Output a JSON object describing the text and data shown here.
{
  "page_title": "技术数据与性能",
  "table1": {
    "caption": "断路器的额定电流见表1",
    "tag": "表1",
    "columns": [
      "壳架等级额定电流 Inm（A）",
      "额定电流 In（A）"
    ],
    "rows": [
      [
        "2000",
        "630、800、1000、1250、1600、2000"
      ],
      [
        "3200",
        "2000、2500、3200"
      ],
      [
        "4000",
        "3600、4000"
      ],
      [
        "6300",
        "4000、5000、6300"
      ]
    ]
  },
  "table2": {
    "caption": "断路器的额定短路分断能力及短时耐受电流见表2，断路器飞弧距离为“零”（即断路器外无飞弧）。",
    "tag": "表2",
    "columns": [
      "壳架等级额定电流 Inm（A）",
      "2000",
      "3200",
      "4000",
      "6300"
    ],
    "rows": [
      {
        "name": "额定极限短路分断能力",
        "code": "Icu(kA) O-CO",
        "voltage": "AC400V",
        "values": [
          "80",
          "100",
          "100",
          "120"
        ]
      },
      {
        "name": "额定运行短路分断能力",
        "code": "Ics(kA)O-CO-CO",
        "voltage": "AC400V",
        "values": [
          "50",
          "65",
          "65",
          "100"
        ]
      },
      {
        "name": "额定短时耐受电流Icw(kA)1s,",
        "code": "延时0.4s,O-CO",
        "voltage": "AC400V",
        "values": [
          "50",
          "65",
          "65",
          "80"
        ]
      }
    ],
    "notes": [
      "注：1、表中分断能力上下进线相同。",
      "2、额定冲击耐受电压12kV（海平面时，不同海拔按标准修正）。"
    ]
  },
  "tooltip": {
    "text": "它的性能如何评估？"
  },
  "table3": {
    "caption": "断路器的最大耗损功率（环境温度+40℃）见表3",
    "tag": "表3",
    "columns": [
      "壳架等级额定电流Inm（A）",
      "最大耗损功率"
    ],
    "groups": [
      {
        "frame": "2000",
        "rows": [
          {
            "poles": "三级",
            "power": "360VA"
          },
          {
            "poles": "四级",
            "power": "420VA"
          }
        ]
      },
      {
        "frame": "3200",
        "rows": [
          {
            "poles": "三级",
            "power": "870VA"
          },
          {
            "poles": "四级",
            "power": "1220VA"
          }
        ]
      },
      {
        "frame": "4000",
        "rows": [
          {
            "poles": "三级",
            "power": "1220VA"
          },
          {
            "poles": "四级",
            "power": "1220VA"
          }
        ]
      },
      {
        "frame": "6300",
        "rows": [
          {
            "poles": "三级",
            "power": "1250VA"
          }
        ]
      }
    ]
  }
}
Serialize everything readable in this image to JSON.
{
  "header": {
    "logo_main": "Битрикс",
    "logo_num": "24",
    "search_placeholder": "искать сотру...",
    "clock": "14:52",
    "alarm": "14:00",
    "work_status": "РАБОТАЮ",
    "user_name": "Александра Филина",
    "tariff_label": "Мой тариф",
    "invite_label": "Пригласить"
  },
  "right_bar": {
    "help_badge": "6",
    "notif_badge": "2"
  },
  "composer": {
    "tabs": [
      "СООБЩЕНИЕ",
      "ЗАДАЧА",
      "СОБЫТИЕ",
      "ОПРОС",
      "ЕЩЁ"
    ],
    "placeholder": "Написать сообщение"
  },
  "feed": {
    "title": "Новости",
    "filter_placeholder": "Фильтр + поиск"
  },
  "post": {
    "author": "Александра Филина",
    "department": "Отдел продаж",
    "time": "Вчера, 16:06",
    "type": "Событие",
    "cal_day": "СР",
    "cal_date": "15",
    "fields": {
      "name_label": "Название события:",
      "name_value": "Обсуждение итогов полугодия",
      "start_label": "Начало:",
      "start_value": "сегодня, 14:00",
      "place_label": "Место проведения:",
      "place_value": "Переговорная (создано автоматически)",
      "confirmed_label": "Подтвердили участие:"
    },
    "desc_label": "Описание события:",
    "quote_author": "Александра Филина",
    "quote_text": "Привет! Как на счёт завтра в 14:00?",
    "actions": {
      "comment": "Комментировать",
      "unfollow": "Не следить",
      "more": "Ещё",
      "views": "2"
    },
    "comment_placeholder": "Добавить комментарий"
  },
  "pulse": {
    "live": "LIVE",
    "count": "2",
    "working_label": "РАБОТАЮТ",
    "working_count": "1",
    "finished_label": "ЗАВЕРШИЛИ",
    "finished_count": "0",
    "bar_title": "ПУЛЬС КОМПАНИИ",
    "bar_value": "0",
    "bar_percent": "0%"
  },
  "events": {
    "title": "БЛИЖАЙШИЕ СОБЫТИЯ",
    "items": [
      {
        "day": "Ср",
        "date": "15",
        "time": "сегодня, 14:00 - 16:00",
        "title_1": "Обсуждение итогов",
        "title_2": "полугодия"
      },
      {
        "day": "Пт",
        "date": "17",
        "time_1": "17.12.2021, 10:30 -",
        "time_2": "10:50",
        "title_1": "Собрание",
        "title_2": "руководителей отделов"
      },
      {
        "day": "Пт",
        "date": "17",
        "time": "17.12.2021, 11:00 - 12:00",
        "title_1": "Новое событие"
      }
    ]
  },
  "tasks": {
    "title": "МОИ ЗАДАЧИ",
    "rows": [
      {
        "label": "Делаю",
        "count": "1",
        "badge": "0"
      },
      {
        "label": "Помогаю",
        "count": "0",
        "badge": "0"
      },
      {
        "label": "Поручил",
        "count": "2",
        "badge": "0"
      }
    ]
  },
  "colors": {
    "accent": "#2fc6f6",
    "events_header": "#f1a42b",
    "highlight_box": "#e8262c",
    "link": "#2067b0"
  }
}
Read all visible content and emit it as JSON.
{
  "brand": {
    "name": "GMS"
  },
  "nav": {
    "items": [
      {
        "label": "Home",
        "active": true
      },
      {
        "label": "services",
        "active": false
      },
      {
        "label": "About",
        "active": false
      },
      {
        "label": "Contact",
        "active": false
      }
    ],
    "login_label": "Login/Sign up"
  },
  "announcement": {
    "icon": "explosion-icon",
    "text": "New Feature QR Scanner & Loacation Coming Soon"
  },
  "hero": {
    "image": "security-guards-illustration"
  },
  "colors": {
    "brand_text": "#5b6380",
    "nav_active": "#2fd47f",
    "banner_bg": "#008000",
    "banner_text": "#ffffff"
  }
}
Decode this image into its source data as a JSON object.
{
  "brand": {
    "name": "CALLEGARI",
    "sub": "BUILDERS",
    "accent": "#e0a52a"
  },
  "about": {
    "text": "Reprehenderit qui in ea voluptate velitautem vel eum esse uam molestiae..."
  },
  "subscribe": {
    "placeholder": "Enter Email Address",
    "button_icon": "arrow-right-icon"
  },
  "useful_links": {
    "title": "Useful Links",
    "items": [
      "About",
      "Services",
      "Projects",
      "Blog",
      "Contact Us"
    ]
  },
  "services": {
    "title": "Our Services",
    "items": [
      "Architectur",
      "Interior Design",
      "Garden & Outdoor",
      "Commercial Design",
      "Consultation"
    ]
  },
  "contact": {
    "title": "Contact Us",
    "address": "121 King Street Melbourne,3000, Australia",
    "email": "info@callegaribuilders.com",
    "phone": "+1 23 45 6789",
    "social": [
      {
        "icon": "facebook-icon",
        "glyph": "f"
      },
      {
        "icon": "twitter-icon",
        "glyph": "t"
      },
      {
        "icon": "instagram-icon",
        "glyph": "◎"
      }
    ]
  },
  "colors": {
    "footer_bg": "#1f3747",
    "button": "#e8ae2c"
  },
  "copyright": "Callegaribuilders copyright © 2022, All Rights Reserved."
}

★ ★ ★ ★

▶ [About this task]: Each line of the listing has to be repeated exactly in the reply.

▶ [Problem solution]:
Output a JSON object describing the text and data shown here.
{
  "page_title": "技术数据与性能",
  "table1": {
    "caption": "断路器的额定电流见表1",
    "tag": "表1",
    "columns": [
      "壳架等级额定电流 Inm（A）",
      "额定电流 In（A）"
    ],
    "rows": [
      [
        "2000",
        "630、800、1000、1250、1600、2000"
      ],
      [
        "3200",
        "2000、2500、3200"
      ],
      [
        "4000",
        "3600、4000"
      ],
      [
        "6300",
        "4000、5000、6300"
      ]
    ]
  },
  "table2": {
    "caption": "断路器的额定短路分断能力及短时耐受电流见表2，断路器飞弧距离为“零”（即断路器外无飞弧）。",
    "tag": "表2",
    "columns": [
      "壳架等级额定电流 Inm（A）",
      "2000",
      "3200",
      "4000",
      "6300"
    ],
    "rows": [
      {
        "name": "额定极限短路分断能力",
        "code": "Icu(kA) O-CO",
        "voltage": "AC400V",
        "values": [
          "80",
          "100",
          "100",
          "120"
        ]
      },
      {
        "name": "额定运行短路分断能力",
        "code": "Ics(kA)O-CO-CO",
        "voltage": "AC400V",
        "values": [
          "50",
          "65",
          "65",
          "100"
        ]
      },
      {
        "name": "额定短时耐受电流Icw(kA)1s,",
        "code": "延时0.4s,O-CO",
        "voltage": "AC400V",
        "values": [
          "50",
          "65",
          "65",
          "80"
        ]
      }
    ],
    "notes": [
      "注：1、表中分断能力上下进线相同。",
      "2、额定冲击耐受电压12kV（海平面时，不同海拔按标准修正）。"
    ]
  },
  "tooltip": {
    "text": "它的性能如何评估？"
  },
  "table3": {
    "caption": "断路器的最大耗损功率（环境温度+40℃）见表3",
    "tag": "表3",
    "columns": [
      "壳架等级额定电流Inm（A）",
      "最大耗损功率"
    ],
    "groups": [
      {
        "frame": "2000",
        "rows": [
          {
            "poles": "三级",
            "power": "360VA"
          },
          {
            "poles": "四级",
            "power": "420VA"
          }
        ]
      },
      {
        "frame": "3200",
        "rows": [
          {
            "poles": "三级",
            "power": "870VA"
          },
          {
            "poles": "四级",
            "power": "1220VA"
          }
        ]
      },
      {
        "frame": "4000",
        "rows": [
          {
            "poles": "三级",
            "power": "1220VA"
          },
          {
            "poles": "四级",
            "power": "1220VA"
          }
        ]
      },
      {
        "frame": "6300",
        "rows": [
          {
            "poles": "三级",
            "power": "1250VA"
          }
        ]
      }
    ]
  }
}
Serialize everything readable in this image to JSON.
{
  "header": {
    "logo_main": "Битрикс",
    "logo_num": "24",
    "search_placeholder": "искать сотру...",
    "clock": "14:52",
    "alarm": "14:00",
    "work_status": "РАБОТАЮ",
    "user_name": "Александра Филина",
    "tariff_label": "Мой тариф",
    "invite_label": "Пригласить"
  },
  "right_bar": {
    "help_badge": "6",
    "notif_badge": "2"
  },
  "composer": {
    "tabs": [
      "СООБЩЕНИЕ",
      "ЗАДАЧА",
      "СОБЫТИЕ",
      "ОПРОС",
      "ЕЩЁ"
    ],
    "placeholder": "Написать сообщение"
  },
  "feed": {
    "title": "Новости",
    "filter_placeholder": "Фильтр + поиск"
  },
  "post": {
    "author": "Александра Филина",
    "department": "Отдел продаж",
    "time": "Вчера, 16:06",
    "type": "Событие",
    "cal_day": "СР",
    "cal_date": "15",
    "fields": {
      "name_label": "Название события:",
      "name_value": "Обсуждение итогов полугодия",
      "start_label": "Начало:",
      "start_value": "сегодня, 14:00",
      "place_label": "Место проведения:",
      "place_value": "Переговорная (создано автоматически)",
      "confirmed_label": "Подтвердили участие:"
    },
    "desc_label": "Описание события:",
    "quote_author": "Александра Филина",
    "quote_text": "Привет! Как на счёт завтра в 14:00?",
    "actions": {
      "comment": "Комментировать",
      "unfollow": "Не следить",
      "more": "Ещё",
      "views": "2"
    },
    "comment_placeholder": "Добавить комментарий"
  },
  "pulse": {
    "live": "LIVE",
    "count": "2",
    "working_label": "РАБОТАЮТ",
    "working_count": "1",
    "finished_label": "ЗАВЕРШИЛИ",
    "finished_count": "0",
    "bar_title": "ПУЛЬС КОМПАНИИ",
    "bar_value": "0",
    "bar_percent": "0%"
  },
  "events": {
    "title": "БЛИЖАЙШИЕ СОБЫТИЯ",
    "items": [
      {
        "day": "Ср",
        "date": "15",
        "time": "сегодня, 14:00 - 16:00",
        "title_1": "Обсуждение итогов",
        "title_2": "полугодия"
      },
      {
        "day": "Пт",
        "date": "17",
        "time_1": "17.12.2021, 10:30 -",
        "time_2": "10:50",
        "title_1": "Собрание",
        "title_2": "руководителей отделов"
      },
      {
        "day": "Пт",
        "date": "17",
        "time": "17.12.2021, 11:00 - 12:00",
        "title_1": "Новое событие"
      }
    ]
  },
  "tasks": {
    "title": "МОИ ЗАДАЧИ",
    "rows": [
      {
        "label": "Делаю",
        "count": "1",
        "badge": "0"
      },
      {
        "label": "Помогаю",
        "count": "0",
        "badge": "0"
      },
      {
        "label": "Поручил",
        "count": "2",
        "badge": "0"
      }
    ]
  },
  "colors": {
    "accent": "#2fc6f6",
    "events_header": "#f1a42b",
    "highlight_box": "#e8262c",
    "link": "#2067b0"
  }
}
Read all visible content and emit it as JSON.
{
  "brand": {
    "name": "GMS"
  },
  "nav": {
    "items": [
      {
        "label": "Home",
        "active": true
      },
      {
        "label": "services",
        "active": false
      },
      {
        "label": "About",
        "active": false
      },
      {
        "label": "Contact",
        "active": false
      }
    ],
    "login_label": "Login/Sign up"
  },
  "announcement": {
    "icon": "explosion-icon",
    "text": "New Feature QR Scanner & Loacation Coming Soon"
  },
  "hero": {
    "image": "security-guards-illustration"
  },
  "colors": {
    "brand_text": "#5b6380",
    "nav_active": "#2fd47f",
    "banner_bg": "#008000",
    "banner_text": "#ffffff"
  }
}
Decode this image into its source data as a JSON object.
{
  "brand": {
    "name": "CALLEGARI",
    "sub": "BUILDERS",
    "accent": "#e0a52a"
  },
  "about": {
    "text": "Reprehenderit qui in ea voluptate velitautem vel eum esse uam molestiae..."
  },
  "subscribe": {
    "placeholder": "Enter Email Address",
    "button_icon": "arrow-right-icon"
  },
  "useful_links": {
    "title": "Useful Links",
    "items": [
      "About",
      "Services",
      "Projects",
      "Blog",
      "Contact Us"
    ]
  },
  "services": {
    "title": "Our Services",
    "items": [
      "Architectur",
      "Interior Design",
      "Garden & Outdoor",
      "Commercial Design",
      "Consultation"
    ]
  },
  "contact": {
    "title": "Contact Us",
    "address": "121 King Street Melbourne,3000, Australia",
    "email": "info@callegaribuilders.com",
    "phone": "+1 23 45 6789",
    "social": [
      {
        "icon": "facebook-icon",
        "glyph": "f"
      },
      {
        "icon": "twitter-icon",
        "glyph": "t"
      },
      {
        "icon": "instagram-icon",
        "glyph": "◎"
      }
    ]
  },
  "colors": {
    "footer_bg": "#1f3747",
    "button": "#e8ae2c"
  },
  "copyright": "Callegaribuilders copyright © 2022, All Rights Reserved."
}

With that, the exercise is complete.